The shift to alert level 4 in March 2020 saw a sharp increase in the number of people accessing benefits. But in 2021 and 2022, numbers began to recover.
In the year to June 2022, 113,400 people came off a benefit and into work, the highest number since electronic records began in 1996.
The ministry said this was “better than expected,” and touted its “sustained focus on supporting people into work, the tight labour market, and the overall performance of the economy”.
The changes in the numbers were largely due to fewer people accessing the Jobseeker Support benefits.
Around 23,900 fewer people were receiving the Jobseeker Support – Work Ready benefit in June 2022 than in June 2020, or 19.3 percent.
Jobseeker Support – Health Condition or Disability numbers were down 10,300 people, or 12.7 percent between January and June 2022, though this was partly driven by people transferring to the Supported Living Payment, and the resumption of Work Capacity Medical Certificate reassessments.
“Covid-19 had a significant impact across the benefit system in 2020 and saw a substantial increase in the number of New Zealanders needing support. However, this most recent report shows the system recovered faster than expected, and we did not hit the level of unemployment predicted at the start of the pandemic,” Minister for Social Development and Employment Carmel Sepuloni said.
One of the reports contains a series of insights into youth receiving benefits.
Covid-19 was found to have accelerated the number of young people (aged 16 to 24) receiving a benefit. The number peaked in December 2020, then decreased in 2021 and 2022.
At June 2022, the bulk of young people accessing a benefit were receiving the Jobseeker Support – Work Ready payment (48.6 percent). Young people can also receive other benefits such as the Youth Payment and Young Parent Payment.
Sepuloni said while there was a significant increase, it peaked lower and decreased faster than during the global financial crisis. Youth benefit numbers were now closer to pre-Covid levels than other age groups.
“The GFC was the last time we saw a shock to the benefit system like this and it’s pleasing to see we have applied the lessons learned during that crisis well.”
However, the report found young people currently receiving a benefit were estimated to receive one for longer in the future compared to the wider youth population.
“While the rapid decreases in young people supported by the benefit system are pleasing, the report also shows that young people who are receiving the main benefit tend to have more complex needs than the general youth population and they will need more support,” Sepuloni said.
Young people receiving a benefit at the end of the September 2021 quarter were 2.4 times more likely to have interacted with Oranga Tamariki in childhood.
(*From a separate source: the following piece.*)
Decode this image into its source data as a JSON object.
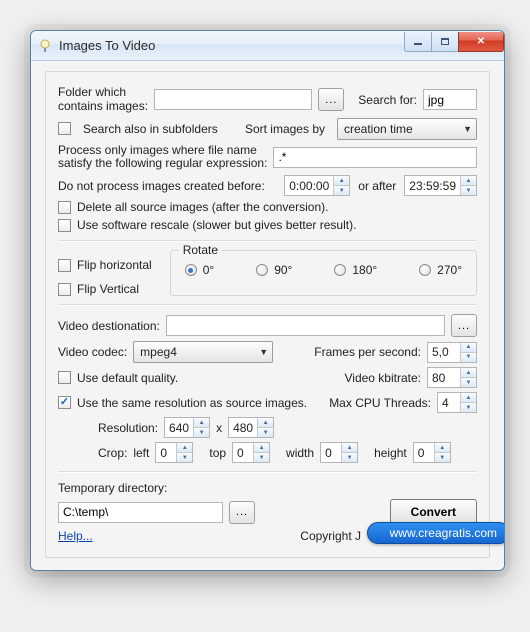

They were also twice as likely to have been hospitalised for acute care in the past three years, 4.3 times more likely to have a youth justice history, and 2.2 times more likely to have achieved less than NCEA level 2 or equivalent.
“Young people tend to be a group severely affected by economic shocks, which reflects their more vulnerable position in the labour market. They are more likely to have lower skill levels, more casual employment arrangements, and high levels of employment in sectors like the service industry, which are more exposed to the effects of economic downturns,” one of the reports said.
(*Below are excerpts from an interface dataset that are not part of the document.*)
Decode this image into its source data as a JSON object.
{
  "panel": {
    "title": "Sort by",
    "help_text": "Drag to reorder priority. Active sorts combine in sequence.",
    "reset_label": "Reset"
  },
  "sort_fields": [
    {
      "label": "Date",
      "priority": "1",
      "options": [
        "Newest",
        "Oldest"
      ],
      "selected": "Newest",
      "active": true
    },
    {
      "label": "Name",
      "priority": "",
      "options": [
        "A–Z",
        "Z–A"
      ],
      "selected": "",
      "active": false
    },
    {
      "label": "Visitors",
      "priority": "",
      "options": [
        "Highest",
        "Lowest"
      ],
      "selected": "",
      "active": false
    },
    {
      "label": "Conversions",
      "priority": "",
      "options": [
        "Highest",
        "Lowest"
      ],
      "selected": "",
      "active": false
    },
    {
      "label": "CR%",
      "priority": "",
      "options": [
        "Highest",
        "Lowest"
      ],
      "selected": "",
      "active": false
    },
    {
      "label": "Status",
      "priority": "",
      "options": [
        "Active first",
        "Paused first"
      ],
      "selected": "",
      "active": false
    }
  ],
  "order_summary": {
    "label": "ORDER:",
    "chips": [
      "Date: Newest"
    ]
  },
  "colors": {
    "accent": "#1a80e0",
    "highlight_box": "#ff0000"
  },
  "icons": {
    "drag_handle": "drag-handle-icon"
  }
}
The ministry and minister touted the work done to get people into work, such as the Apprenticeship Boost programme, He Poutama Rangatahi, and Mana in Mahi.
“The government and MSD will continue our focus on assisting New Zealanders into jobs and supporting businesses to find the workers they need,” Sepuloni said.
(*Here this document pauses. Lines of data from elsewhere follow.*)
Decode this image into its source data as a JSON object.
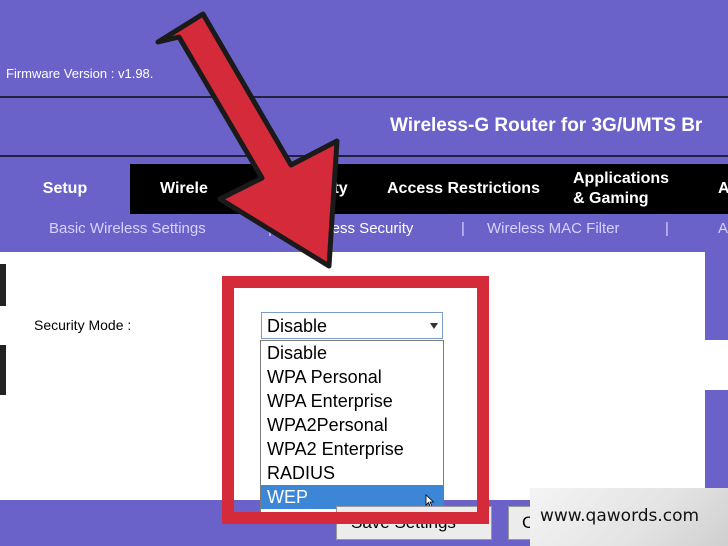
{
  "header": {
    "firmware": "Firmware Version  : v1.98.",
    "product_title": "Wireless-G Router for 3G/UMTS Br"
  },
  "main_nav": {
    "setup": "Setup",
    "wireless": "Wirele",
    "security": "urity",
    "access_restrictions": "Access Restrictions",
    "applications_line1": "Applications",
    "applications_line2": "& Gaming",
    "more": "A"
  },
  "sub_nav": {
    "basic_wireless": "Basic Wireless Settings",
    "sep1": "|",
    "wireless_security": "eless Security",
    "sep2": "|",
    "mac_filter": "Wireless MAC Filter",
    "sep3": "|",
    "more": "A"
  },
  "form": {
    "security_mode_label": "Security Mode  :",
    "security_mode_value": "Disable",
    "options": [
      "Disable",
      "WPA Personal",
      "WPA Enterprise",
      "WPA2Personal",
      "WPA2 Enterprise",
      "RADIUS",
      "WEP"
    ],
    "highlighted_option": "WEP"
  },
  "buttons": {
    "save": "Save Settings",
    "cancel": "C"
  },
  "watermark": "www.qawords.com",
  "colors": {
    "brand_purple": "#6a62c9",
    "nav_black": "#000000",
    "annotation_red": "#d42a3a",
    "selection_blue": "#3b86d6"
  }
}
The reports did, however, acknowledge there were emerging risks in the economy that could affect future numbers.
It said year-on-year reductions in benefit numbers and work exits started to slow through 2022, which could have been due to continued uncertainty associated with Covid-19 outbreaks, and high inflation. It expected benefit numbers to increase from mid-2023, in line with Treasury forecasts.
MSD acknowledged many people who came onto benefits in 2020 had no previous benefit history, and therefore were able to find work more easily than those who had been on benefits long-term.
“The spread of Omicron also partly contributed to the increased difficulty finding unskilled labour as there is limited availability to work from home in many of the lower skilled roles,” MSD said.
The reports do not show, however, what jobs the former beneficiaries were heading into.
MSD periodically reports on what happens to people once they exit the benefit system – but has not done so since 2020.